Start of Block

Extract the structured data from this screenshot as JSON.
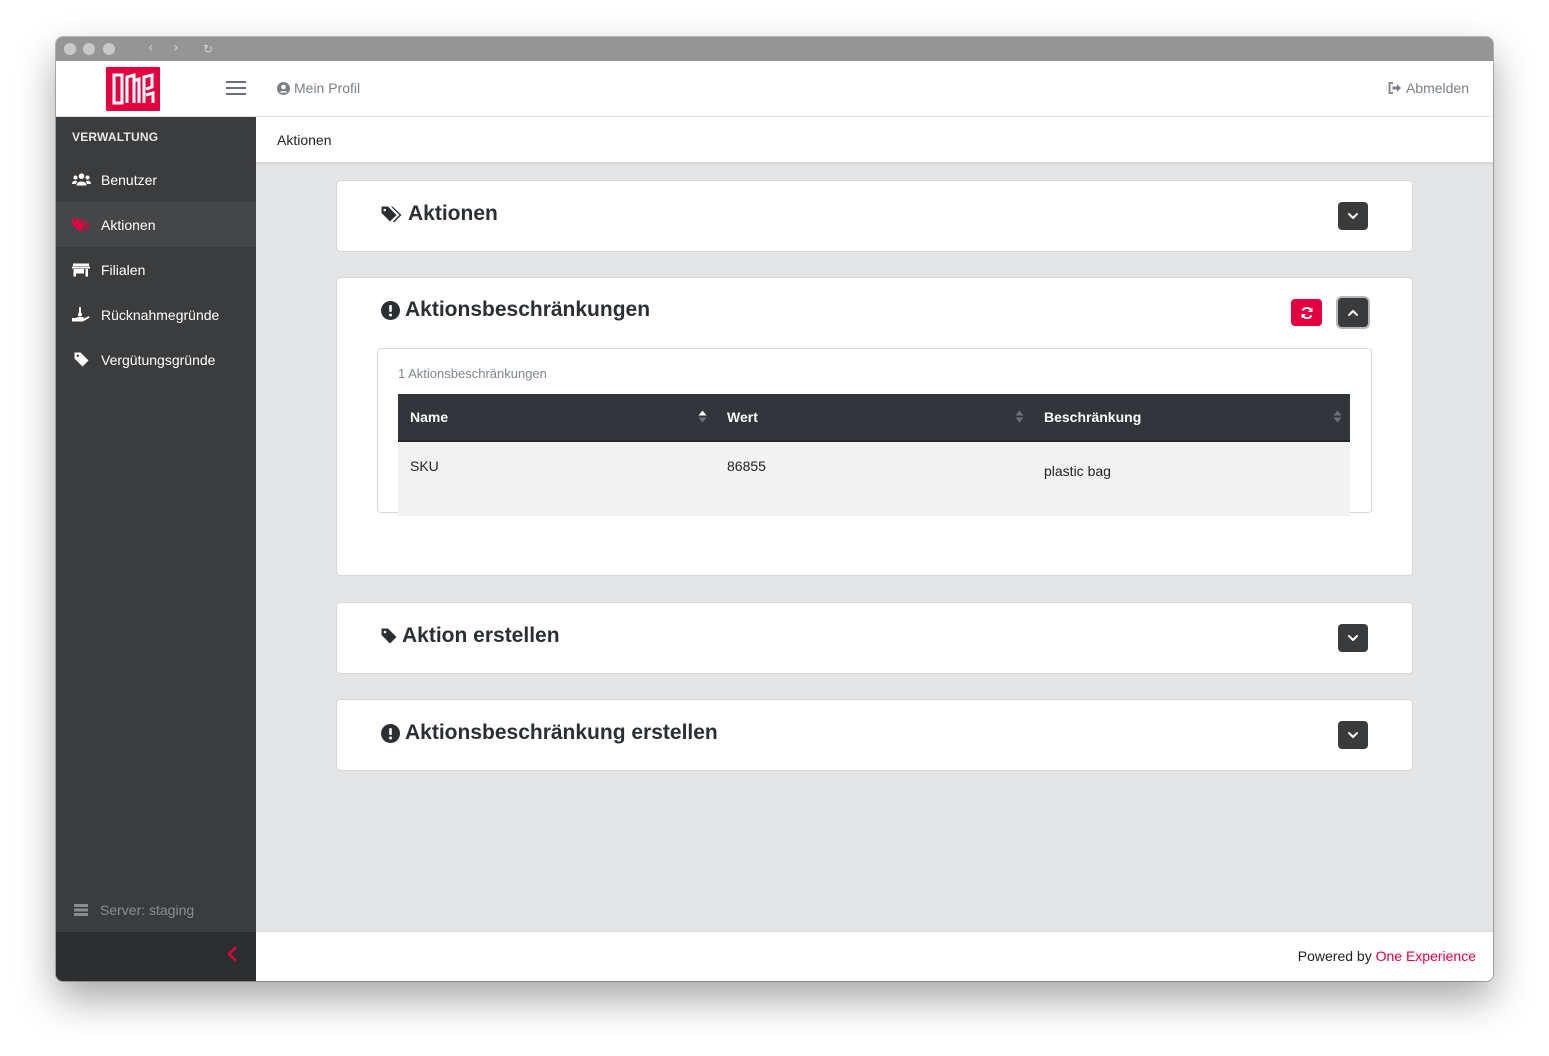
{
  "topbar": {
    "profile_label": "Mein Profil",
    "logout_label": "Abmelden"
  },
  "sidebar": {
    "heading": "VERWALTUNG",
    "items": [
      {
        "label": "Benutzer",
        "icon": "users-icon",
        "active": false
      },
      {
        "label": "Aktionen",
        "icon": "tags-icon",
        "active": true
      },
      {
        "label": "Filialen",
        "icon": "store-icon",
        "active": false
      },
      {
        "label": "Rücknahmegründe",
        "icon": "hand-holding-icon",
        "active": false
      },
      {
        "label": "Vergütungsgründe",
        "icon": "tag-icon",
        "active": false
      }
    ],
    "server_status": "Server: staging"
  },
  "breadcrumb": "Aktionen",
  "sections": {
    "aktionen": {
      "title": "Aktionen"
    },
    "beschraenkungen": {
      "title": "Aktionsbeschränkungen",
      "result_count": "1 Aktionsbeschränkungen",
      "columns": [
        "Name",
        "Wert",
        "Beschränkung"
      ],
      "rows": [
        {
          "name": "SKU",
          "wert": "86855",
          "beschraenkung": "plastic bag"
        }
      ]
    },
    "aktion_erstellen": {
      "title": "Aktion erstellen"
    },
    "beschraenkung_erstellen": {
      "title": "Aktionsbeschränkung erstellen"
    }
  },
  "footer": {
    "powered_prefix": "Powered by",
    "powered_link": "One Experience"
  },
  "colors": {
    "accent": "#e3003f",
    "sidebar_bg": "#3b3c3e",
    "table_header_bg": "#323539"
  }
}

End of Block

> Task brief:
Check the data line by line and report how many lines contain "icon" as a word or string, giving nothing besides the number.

> Answer for this exercise:
5